Publisher: OUP Oxford
Release Date: 2013-10-03
The book is an intellectual history of the work of Western jurists from ancient Rome to the present. It discusses the Roman jurists, the medieval civilians and canon lawyers, the late scholastics, the natural law schools of the 17th and 18th centuries, the positivism and conceptualism of the 19th century and its influence on common law, and the reaction against conceptualism since the late 19th century. Rarely have jurists worked alone. Rather, they have worked in schools, each of which pursued a different project. The projects of the jurists had one element in common: they were attempts to understand and explain the law. Commitment to that project defines the work of a jurist and distinguishes it from the work of others who take part in fashioning and applying the law. Yet the project of each school of jurists had goals and methods of its own. By identifying them, this study shows how the jurists themselves understood their work and how these goals and methods shaped and limited what each school could achieve.

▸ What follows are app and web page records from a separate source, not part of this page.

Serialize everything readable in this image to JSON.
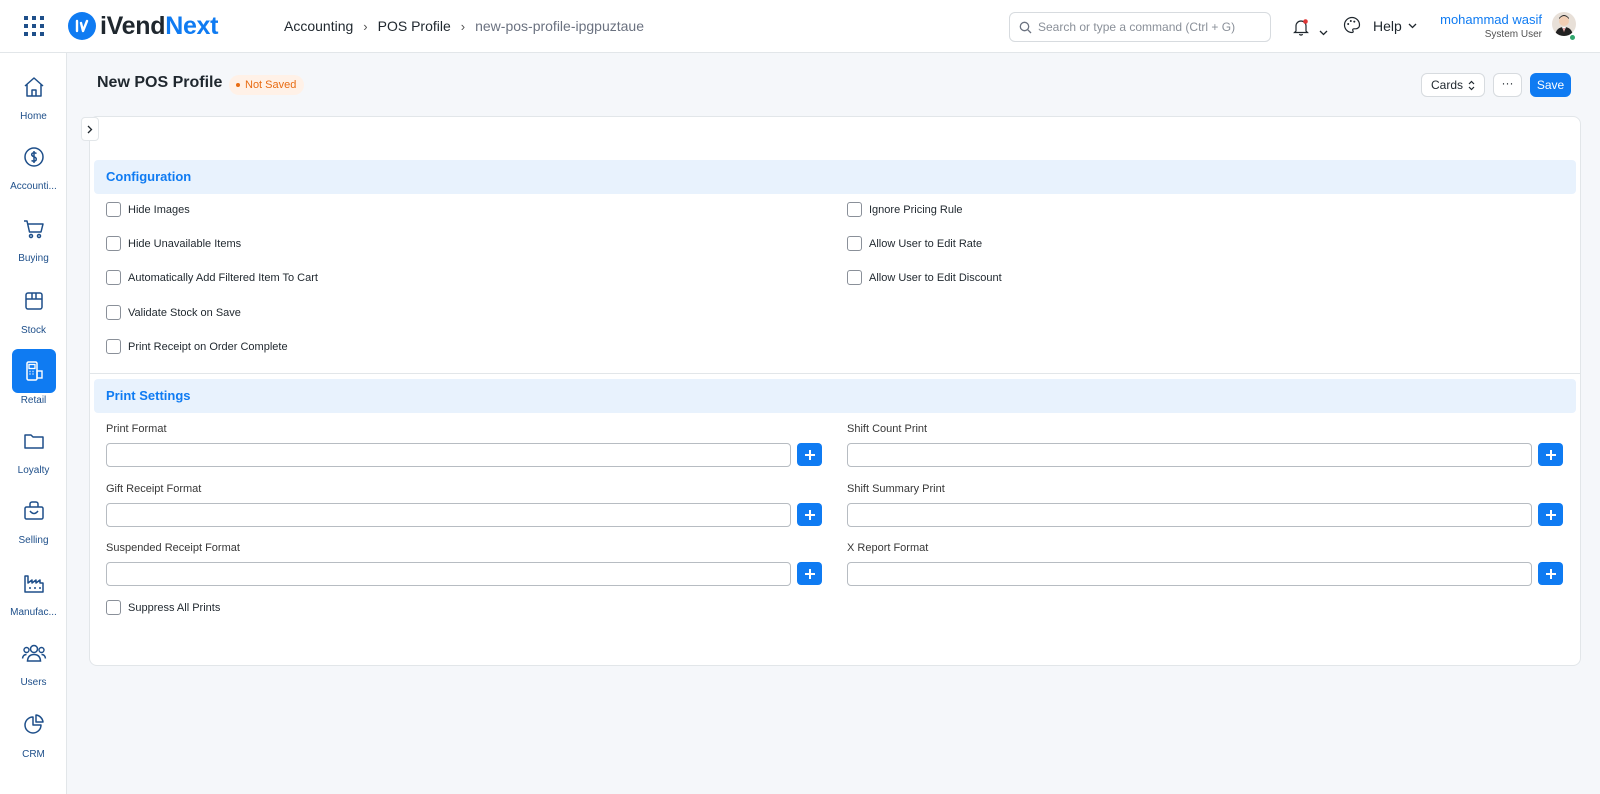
{
  "brand": {
    "name_part1": "iVend",
    "name_part2": "Next",
    "logo_icon": "ivendnext-logo-icon"
  },
  "breadcrumb": [
    "Accounting",
    "POS Profile",
    "new-pos-profile-ipgpuztaue"
  ],
  "search": {
    "placeholder": "Search or type a command (Ctrl + G)"
  },
  "navbar": {
    "help_label": "Help",
    "icons": [
      "apps-grid-icon",
      "bell-icon",
      "palette-icon"
    ]
  },
  "user": {
    "name": "mohammad wasif",
    "role": "System User"
  },
  "sidebar": {
    "items": [
      {
        "label": "Home",
        "icon": "home-icon"
      },
      {
        "label": "Accounti...",
        "icon": "dollar-circle-icon"
      },
      {
        "label": "Buying",
        "icon": "cart-icon"
      },
      {
        "label": "Stock",
        "icon": "box-icon"
      },
      {
        "label": "Retail",
        "icon": "pos-terminal-icon",
        "active": true
      },
      {
        "label": "Loyalty",
        "icon": "folder-icon"
      },
      {
        "label": "Selling",
        "icon": "shopping-bag-icon"
      },
      {
        "label": "Manufac...",
        "icon": "factory-icon"
      },
      {
        "label": "Users",
        "icon": "users-icon"
      },
      {
        "label": "CRM",
        "icon": "pie-chart-icon"
      }
    ]
  },
  "page": {
    "title": "New POS Profile",
    "status": "Not Saved",
    "view_label": "Cards",
    "more_label": "···",
    "save_label": "Save"
  },
  "configuration": {
    "heading": "Configuration",
    "left": [
      "Hide Images",
      "Hide Unavailable Items",
      "Automatically Add Filtered Item To Cart",
      "Validate Stock on Save",
      "Print Receipt on Order Complete"
    ],
    "right": [
      "Ignore Pricing Rule",
      "Allow User to Edit Rate",
      "Allow User to Edit Discount"
    ]
  },
  "print_settings": {
    "heading": "Print Settings",
    "left_fields": [
      "Print Format",
      "Gift Receipt Format",
      "Suspended Receipt Format"
    ],
    "right_fields": [
      "Shift Count Print",
      "Shift Summary Print",
      "X Report Format"
    ],
    "suppress_label": "Suppress All Prints"
  },
  "colors": {
    "accent": "#0f7bf2",
    "status": "#e86c13",
    "section_bg": "#e8f2fd"
  }
}
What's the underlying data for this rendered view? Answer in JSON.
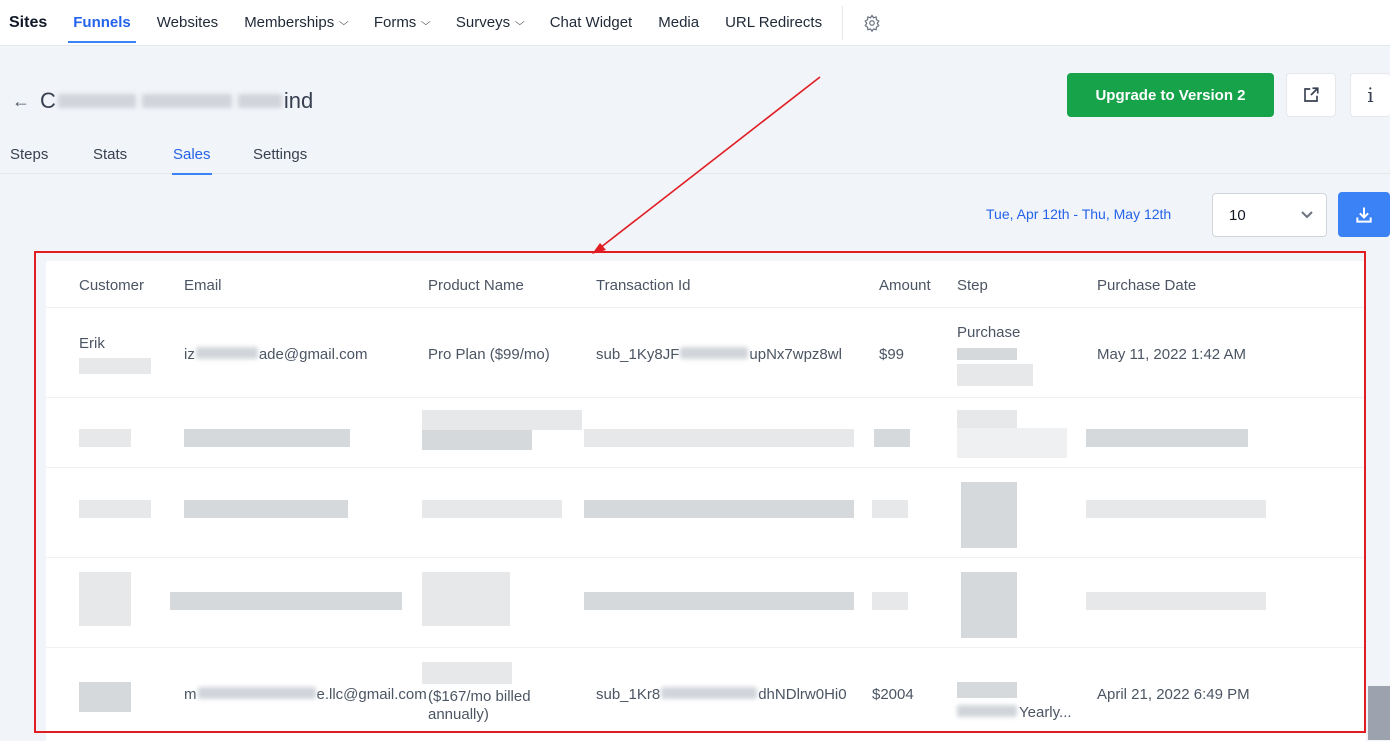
{
  "nav": {
    "brand": "Sites",
    "items": [
      {
        "label": "Funnels",
        "active": true,
        "dropdown": false
      },
      {
        "label": "Websites",
        "active": false,
        "dropdown": false
      },
      {
        "label": "Memberships",
        "active": false,
        "dropdown": true
      },
      {
        "label": "Forms",
        "active": false,
        "dropdown": true
      },
      {
        "label": "Surveys",
        "active": false,
        "dropdown": true
      },
      {
        "label": "Chat Widget",
        "active": false,
        "dropdown": false
      },
      {
        "label": "Media",
        "active": false,
        "dropdown": false
      },
      {
        "label": "URL Redirects",
        "active": false,
        "dropdown": false
      }
    ],
    "settings_icon": "gear-icon"
  },
  "header": {
    "back_icon": "arrow-left-icon",
    "title_start": "C",
    "title_end": "ind",
    "upgrade_label": "Upgrade to Version 2",
    "open_icon": "external-link-icon",
    "info_label": "i"
  },
  "tabs": [
    {
      "label": "Steps",
      "active": false
    },
    {
      "label": "Stats",
      "active": false
    },
    {
      "label": "Sales",
      "active": true
    },
    {
      "label": "Settings",
      "active": false
    }
  ],
  "filters": {
    "date_range": "Tue, Apr 12th - Thu, May 12th",
    "page_size": "10",
    "download_icon": "download-icon"
  },
  "table": {
    "columns": [
      "Customer",
      "Email",
      "Product Name",
      "Transaction Id",
      "Amount",
      "Step",
      "Purchase Date"
    ],
    "rows": [
      {
        "customer": "Erik",
        "email_start": "iz",
        "email_end": "ade@gmail.com",
        "product": "Pro Plan ($99/mo)",
        "txn_start": "sub_1Ky8JF",
        "txn_end": "upNx7wpz8wl",
        "amount": "$99",
        "step": "Purchase",
        "date": "May 11, 2022 1:42 AM"
      },
      {
        "customer": "",
        "email_start": "",
        "email_end": "",
        "product": "",
        "txn_start": "",
        "txn_end": "",
        "amount": "",
        "step": "",
        "date": ""
      },
      {
        "customer": "",
        "email_start": "",
        "email_end": "",
        "product": "",
        "txn_start": "",
        "txn_end": "",
        "amount": "",
        "step": "",
        "date": ""
      },
      {
        "customer": "",
        "email_start": "",
        "email_end": "",
        "product": "",
        "txn_start": "",
        "txn_end": "",
        "amount": "",
        "step": "",
        "date": ""
      },
      {
        "customer": "",
        "email_start": "m",
        "email_end": "e.llc@gmail.com",
        "product_line1": "($167/mo billed",
        "product_line2": "annually)",
        "txn_start": "sub_1Kr8",
        "txn_end": "dhNDlrw0Hi0",
        "amount": "$2004",
        "step_end": "Yearly...",
        "date": "April 21, 2022 6:49 PM"
      }
    ]
  },
  "colors": {
    "accent": "#3b82f6",
    "upgrade": "#16a34a",
    "highlight": "#e11d24"
  }
}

Author: Stefan Vogenauer
Publisher: Oxford University Press, USA
Release Date: 2009
This book is an article by article commentary of the UNIDROIT Principles on international commercial contracts, the most important set of rules which parties to an international contract can choose to govern their agreement. The UNIDROIT Principles have been elaborated by an international team of distinguished practitioners and academics on the basis of the rules of contracts law that are common or at least acceptable to all national legal orders. This Commentaryallows easy and structured access to the Principles by offering a digest of, and extensive refrences to, the existing case law and literature, as well as comparison with existing national and international legislation and its application in practice. This book is a useful tool for practitioners andscholars needing quick and reliable information for the legal assessment of cases or for research on the law of international contracts
Author: Kevin Jon Heller
Publisher: Stanford University Press
Release Date: 2010-12-01
This handbook explores criminal law systems from around the world, with the express aim of stimulating comparison and discussion. General principles of criminal liability receive prominent coverage in each essay—including discussions of rationales for punishment, the role and design of criminal codes, the general structure of criminal liability, accounts of mens rea, and the rights that criminal law is designed to protect—before the authors turn to more specific offenses like homicide, theft, sexual offenses, victimless crimes, and terrorism. This key reference covers all of the world's major legal systems—common, civil, Asian, and Islamic law traditions—with essays on sixteen countries on six different continents. The introduction places each country within traditional distinctions among legal systems and explores noteworthy similarities and differences among the countries covered, providing an ideal entry into the fascinating range of criminal law systems in use the world over.
Comparative Property Law provides a comprehensive treatment of property law from a comparative and global perspective. The contributors, who are leading experts in their fields, cover both classical and new subjects, including the transfer of property, the public-private divide in property law, water and forest laws, and the property rights of aboriginal peoples. This Handbook maps the structure and the dynamics of property law in the contemporary world and will be an invaluable reference for researchers working in all domains of property law.